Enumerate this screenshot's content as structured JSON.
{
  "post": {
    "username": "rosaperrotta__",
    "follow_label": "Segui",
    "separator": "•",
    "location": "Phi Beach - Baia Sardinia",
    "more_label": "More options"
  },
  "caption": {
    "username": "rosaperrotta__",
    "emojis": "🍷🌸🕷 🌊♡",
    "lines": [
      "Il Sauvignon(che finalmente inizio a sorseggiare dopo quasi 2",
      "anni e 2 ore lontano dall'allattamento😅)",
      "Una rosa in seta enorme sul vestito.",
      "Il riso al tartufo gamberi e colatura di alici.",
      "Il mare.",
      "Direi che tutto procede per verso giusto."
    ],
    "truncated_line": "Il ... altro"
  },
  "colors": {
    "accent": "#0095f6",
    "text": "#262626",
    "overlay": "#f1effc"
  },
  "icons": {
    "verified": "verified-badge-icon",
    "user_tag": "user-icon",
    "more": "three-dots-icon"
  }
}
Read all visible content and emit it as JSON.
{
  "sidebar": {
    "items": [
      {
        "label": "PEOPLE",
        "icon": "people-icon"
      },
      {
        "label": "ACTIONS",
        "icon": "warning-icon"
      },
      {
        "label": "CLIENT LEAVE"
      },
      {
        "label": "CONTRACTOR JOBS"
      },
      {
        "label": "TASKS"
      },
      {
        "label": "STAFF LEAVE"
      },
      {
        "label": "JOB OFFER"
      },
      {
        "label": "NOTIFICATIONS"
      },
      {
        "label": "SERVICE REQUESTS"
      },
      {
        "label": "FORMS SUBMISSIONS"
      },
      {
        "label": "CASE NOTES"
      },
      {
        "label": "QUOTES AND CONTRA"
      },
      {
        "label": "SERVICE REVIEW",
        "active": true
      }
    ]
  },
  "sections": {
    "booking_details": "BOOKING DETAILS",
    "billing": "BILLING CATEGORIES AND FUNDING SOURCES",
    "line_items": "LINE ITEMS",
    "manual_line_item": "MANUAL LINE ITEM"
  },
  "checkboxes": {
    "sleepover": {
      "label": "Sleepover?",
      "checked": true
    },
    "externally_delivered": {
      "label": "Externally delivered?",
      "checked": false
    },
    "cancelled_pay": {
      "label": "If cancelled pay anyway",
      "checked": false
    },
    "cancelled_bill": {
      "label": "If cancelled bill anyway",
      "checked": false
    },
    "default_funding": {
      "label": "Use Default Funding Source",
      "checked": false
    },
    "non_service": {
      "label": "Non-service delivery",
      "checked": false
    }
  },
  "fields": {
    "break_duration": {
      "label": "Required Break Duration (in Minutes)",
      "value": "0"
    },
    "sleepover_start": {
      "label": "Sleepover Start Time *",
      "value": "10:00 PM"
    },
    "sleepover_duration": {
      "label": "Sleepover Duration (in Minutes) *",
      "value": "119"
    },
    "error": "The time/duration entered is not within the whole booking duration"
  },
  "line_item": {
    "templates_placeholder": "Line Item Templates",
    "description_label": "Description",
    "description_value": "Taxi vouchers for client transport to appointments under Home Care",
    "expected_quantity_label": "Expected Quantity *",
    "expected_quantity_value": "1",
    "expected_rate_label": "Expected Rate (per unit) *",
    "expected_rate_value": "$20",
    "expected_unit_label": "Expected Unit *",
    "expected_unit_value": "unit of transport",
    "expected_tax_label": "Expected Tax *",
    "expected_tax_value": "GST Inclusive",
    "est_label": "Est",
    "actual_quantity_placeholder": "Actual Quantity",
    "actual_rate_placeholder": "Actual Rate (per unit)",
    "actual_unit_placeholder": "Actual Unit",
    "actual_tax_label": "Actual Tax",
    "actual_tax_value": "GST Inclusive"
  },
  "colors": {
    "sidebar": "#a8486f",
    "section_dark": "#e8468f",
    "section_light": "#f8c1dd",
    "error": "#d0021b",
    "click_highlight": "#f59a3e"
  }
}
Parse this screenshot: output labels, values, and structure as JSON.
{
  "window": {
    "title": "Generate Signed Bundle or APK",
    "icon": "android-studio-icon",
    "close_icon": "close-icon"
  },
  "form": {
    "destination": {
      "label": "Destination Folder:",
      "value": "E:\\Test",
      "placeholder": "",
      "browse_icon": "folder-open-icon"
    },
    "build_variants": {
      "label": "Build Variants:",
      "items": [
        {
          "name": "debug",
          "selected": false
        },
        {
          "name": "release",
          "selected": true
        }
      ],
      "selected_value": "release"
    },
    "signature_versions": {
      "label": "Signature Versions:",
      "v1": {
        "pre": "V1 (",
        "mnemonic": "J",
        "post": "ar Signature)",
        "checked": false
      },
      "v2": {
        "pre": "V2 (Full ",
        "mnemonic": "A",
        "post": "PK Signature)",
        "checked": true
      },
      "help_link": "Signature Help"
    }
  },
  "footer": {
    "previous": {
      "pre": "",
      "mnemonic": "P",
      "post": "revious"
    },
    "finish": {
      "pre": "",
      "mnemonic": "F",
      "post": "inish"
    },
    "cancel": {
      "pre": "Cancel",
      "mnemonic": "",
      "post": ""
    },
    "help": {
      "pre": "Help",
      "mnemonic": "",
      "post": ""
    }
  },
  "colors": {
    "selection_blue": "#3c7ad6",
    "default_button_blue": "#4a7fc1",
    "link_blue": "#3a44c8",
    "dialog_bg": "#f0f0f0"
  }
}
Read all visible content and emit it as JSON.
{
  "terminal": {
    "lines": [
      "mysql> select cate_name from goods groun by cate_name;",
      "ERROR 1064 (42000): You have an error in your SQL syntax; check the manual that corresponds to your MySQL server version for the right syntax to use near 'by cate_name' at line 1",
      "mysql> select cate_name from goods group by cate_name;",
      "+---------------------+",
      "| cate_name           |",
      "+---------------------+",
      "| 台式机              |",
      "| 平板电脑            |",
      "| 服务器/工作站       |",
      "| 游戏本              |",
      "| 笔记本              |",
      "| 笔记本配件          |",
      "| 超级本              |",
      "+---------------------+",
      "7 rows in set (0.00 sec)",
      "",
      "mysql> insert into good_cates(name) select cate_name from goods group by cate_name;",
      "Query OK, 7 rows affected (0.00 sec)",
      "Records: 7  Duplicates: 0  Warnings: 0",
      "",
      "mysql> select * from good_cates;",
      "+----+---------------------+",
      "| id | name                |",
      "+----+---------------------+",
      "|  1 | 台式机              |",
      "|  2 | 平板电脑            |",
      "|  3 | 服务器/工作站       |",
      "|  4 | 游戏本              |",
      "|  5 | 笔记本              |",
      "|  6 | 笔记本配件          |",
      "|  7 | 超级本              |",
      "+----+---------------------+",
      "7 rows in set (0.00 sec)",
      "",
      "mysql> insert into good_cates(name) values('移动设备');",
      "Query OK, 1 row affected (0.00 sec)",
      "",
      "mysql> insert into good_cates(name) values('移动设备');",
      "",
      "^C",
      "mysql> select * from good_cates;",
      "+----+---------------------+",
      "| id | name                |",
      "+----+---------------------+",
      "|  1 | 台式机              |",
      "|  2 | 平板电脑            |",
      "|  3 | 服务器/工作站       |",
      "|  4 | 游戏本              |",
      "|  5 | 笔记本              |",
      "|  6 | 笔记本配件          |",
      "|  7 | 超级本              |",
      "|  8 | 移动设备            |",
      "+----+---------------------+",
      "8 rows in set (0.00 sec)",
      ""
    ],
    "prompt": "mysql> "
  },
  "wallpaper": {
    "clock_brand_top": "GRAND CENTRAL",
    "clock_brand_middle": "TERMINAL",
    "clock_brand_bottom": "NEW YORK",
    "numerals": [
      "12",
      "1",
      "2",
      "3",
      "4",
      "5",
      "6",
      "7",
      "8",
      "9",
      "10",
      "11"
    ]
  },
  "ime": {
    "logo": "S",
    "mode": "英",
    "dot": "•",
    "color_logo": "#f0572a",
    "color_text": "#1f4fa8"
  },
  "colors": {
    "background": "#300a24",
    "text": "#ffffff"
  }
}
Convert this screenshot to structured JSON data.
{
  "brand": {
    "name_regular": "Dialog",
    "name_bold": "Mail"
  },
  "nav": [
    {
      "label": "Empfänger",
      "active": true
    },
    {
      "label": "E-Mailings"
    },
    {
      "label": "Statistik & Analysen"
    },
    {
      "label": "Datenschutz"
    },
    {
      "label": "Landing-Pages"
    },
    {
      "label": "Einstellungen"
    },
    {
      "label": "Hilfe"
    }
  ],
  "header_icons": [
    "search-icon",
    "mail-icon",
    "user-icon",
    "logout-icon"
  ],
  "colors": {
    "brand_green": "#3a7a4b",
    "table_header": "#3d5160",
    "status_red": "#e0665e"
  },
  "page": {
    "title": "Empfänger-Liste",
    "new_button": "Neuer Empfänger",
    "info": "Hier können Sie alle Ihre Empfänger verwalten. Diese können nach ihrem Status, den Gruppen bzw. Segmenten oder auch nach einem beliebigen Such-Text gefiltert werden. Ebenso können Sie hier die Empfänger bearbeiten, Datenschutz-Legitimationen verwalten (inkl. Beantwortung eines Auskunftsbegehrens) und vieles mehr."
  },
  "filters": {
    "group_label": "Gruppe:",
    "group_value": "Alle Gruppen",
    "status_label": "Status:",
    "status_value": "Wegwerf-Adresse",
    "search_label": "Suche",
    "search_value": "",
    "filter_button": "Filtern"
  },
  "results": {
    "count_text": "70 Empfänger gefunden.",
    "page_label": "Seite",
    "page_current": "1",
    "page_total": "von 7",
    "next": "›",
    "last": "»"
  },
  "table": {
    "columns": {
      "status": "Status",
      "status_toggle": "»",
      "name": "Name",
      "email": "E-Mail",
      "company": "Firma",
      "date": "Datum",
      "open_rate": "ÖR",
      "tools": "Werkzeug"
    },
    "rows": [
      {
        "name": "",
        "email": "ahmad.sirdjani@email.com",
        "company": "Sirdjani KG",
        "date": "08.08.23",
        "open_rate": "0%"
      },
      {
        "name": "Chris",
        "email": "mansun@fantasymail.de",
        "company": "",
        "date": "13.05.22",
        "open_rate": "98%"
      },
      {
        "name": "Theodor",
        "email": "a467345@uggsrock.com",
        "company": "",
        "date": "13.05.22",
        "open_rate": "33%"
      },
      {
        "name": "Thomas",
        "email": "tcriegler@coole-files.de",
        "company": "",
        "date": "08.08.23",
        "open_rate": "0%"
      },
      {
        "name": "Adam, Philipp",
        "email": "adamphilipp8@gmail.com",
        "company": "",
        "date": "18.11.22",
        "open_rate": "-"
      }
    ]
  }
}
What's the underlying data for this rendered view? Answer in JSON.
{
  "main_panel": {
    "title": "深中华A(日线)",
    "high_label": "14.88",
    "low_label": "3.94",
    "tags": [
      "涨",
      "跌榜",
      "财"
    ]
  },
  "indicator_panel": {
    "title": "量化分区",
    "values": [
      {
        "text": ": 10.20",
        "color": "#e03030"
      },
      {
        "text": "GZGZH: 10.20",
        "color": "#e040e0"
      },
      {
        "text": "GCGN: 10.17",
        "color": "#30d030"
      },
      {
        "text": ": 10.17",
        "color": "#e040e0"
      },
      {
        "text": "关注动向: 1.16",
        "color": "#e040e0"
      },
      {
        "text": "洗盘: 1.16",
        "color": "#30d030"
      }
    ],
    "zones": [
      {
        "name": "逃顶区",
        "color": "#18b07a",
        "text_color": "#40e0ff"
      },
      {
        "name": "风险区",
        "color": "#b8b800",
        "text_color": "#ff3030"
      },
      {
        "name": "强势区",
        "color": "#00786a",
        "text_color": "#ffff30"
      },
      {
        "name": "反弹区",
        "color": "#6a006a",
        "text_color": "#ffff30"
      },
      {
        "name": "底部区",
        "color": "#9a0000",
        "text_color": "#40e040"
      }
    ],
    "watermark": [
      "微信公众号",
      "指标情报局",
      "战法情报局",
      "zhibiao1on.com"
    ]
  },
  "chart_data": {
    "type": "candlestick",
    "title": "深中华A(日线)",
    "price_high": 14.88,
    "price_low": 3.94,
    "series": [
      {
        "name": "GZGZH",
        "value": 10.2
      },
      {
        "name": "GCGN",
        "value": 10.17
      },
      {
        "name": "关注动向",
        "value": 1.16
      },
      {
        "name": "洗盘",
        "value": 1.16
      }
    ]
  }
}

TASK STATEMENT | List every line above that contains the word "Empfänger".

EXERCISE OUTPUT |
      "label": "Empfänger",
    "title": "Empfänger-Liste",
    "new_button": "Neuer Empfänger",
    "info": "Hier können Sie alle Ihre Empfänger verwalten. Diese können nach ihrem Status, den Gruppen bzw. Segmenten oder auch nach einem beliebigen Such-Text gefiltert werden. Ebenso können Sie hier die Empfänger bearbeiten, Datenschutz-Legitimationen verwalten (inkl. Beantwortung eines Auskunftsbegehrens) und vieles mehr."
    "count_text": "70 Empfänger gefunden.",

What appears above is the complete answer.